▶ [Dataset records]
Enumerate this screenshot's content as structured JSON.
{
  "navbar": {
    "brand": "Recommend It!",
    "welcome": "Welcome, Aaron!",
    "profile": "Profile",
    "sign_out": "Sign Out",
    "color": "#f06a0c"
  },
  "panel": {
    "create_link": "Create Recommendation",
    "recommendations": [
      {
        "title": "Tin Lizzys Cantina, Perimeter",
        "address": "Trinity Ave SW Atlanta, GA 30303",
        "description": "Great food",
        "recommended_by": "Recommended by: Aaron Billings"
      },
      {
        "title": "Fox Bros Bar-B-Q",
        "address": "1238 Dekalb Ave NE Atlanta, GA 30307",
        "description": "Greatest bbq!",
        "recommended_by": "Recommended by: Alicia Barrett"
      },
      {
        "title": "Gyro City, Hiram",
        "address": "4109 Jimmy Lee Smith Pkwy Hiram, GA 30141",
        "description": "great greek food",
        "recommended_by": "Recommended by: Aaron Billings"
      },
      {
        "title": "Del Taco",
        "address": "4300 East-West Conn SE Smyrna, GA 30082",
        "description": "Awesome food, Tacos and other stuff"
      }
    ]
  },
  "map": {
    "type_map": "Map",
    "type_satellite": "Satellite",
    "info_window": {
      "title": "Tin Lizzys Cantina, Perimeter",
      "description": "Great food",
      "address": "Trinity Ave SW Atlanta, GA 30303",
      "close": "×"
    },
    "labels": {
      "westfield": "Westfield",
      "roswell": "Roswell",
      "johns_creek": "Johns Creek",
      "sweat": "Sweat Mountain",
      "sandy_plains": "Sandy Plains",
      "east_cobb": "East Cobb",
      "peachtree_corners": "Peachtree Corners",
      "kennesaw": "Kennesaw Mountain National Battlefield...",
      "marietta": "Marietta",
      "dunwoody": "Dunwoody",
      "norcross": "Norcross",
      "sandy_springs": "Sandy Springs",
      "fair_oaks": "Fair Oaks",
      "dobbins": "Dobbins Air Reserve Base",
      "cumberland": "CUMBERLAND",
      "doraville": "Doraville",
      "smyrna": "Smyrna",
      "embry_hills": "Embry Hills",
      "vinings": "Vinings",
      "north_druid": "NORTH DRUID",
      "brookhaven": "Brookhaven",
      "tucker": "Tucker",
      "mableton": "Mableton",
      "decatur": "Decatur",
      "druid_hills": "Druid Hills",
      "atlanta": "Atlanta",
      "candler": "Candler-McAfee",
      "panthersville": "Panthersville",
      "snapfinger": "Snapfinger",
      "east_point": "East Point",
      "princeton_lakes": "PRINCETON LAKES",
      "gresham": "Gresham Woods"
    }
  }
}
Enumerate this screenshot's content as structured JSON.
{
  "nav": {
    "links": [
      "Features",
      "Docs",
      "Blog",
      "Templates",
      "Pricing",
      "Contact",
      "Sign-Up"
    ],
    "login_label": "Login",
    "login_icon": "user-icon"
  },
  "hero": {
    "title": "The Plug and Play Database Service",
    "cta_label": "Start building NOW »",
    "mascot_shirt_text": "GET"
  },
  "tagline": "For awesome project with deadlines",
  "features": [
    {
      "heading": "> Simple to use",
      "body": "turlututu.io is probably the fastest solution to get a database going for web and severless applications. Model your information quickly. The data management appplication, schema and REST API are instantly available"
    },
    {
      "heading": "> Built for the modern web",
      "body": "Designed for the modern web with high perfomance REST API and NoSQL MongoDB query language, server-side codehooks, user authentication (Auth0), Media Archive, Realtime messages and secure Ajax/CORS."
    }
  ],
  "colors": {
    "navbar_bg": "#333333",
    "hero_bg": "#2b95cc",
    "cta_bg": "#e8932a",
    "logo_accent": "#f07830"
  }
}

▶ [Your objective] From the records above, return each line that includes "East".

▶ [Exercise output]
        "address": "4300 East-West Conn SE Smyrna, GA 30082",
      "east_cobb": "East Cobb",
      "east_point": "East Point",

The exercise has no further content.